After millions miles of testing, the Chevrolet Cruze compact sedan is finally making its way to the North American continent. The Cruze is GM’s first truly global vehicle that will finally retire the anemic Cobalt and fortify Chevrolet’s lineup of segment leaders such as the Equinox and Camaro. With the Cruze, Chevrolet is evolving the compact segment by adding premium features in styling, safety, roomines, amenities, and refinement found in more expensive vehicles. The Cruze will be motivated by GM’s global 140hp 1.4L turbocharged and direct-injected Ecotec four-banger mated to a choice of six-speed automatic or manual transmissions.
Now, about that price: a bare-bones Chevy Cruze will run approximately $16,955. That’s almost $600 more than a base Honda Civic. However, the standard options for the base model Cruze (the LS) include the six-speed manual transmission (vs. the Honda’s five), nearly twice as many airbags, as well as stability and traction control – features the Civic can only dream of.
The high-end Cruze LTZ will start at $22,695 and will feature a six-way adjustable power driver seat, leather heated seats, 18-inch alloy wheels, the turbocharged 1.4L Ecotec engine, Bluetooth phone connectivity, a USB port with audio interface for MP3 players, steering-wheel mounted buttons up the wazoo, and remote vehicle start. The super fuel-efficient Eco package seems to be a freebie, as it is priced the same as the “basic” LT and LTZ variants.
Major options include a 9-speaker Pioneer Audio sound system with a 250-watt amplifier, ultrasonic rear parking assist, GPS with a 40GB hard-drive and pause-and-play radio. The sporty RS trim package is optional, offering the same engine as the Eco in a more rakish appearance resulting in slightly lower fuel economy.
The GM Authority Take
Though it’s a few inches longer and a couple hundred bucks more expensive than its competitors, the abundant offering of options and features such as the Bluetooth, 18-inch wheels, Pioneer sound system, more airbags than you need, USB connectivity and GPS will stand out when consumers shop the compact segment. The Cruze is also quite a jump in price compared to the Toyota Corolla, which starts at under $15,500. The Corolla, however, still lacks the features the Cruze has at its disposal.

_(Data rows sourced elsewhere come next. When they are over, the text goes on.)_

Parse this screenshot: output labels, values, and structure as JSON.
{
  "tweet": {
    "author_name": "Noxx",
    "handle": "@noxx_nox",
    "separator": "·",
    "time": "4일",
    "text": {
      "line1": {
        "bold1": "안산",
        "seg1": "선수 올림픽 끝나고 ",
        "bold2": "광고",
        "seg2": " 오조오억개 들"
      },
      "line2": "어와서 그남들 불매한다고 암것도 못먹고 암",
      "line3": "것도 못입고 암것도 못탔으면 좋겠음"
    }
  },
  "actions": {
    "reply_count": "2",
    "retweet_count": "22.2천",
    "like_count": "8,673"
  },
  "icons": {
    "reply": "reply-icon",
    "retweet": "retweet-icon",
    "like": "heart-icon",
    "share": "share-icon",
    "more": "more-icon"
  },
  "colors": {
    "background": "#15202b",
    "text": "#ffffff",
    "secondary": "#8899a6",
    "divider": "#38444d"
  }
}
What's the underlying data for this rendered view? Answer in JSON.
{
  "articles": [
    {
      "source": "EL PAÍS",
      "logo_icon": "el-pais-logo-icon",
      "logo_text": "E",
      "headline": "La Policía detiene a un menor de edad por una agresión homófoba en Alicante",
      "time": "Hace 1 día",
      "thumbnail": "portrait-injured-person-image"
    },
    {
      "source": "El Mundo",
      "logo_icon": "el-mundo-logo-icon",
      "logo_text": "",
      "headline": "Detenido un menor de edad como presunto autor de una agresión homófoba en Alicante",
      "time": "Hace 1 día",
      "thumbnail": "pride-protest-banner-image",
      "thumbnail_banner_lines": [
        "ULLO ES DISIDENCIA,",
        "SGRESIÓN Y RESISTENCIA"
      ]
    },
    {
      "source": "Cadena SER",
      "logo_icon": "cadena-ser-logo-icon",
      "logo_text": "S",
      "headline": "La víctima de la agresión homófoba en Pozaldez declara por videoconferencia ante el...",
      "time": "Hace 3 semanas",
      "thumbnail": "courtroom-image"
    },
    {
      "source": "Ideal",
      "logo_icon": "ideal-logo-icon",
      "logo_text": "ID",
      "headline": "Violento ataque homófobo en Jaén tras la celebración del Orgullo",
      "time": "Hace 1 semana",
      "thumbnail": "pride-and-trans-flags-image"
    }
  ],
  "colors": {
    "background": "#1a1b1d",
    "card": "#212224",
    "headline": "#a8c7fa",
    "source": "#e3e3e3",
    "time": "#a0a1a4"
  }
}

The size difference of the Cruze may also point to an overall size increase for the compact segment (resulting in mid-size sedans become more full-sized) but this still remains to be seen.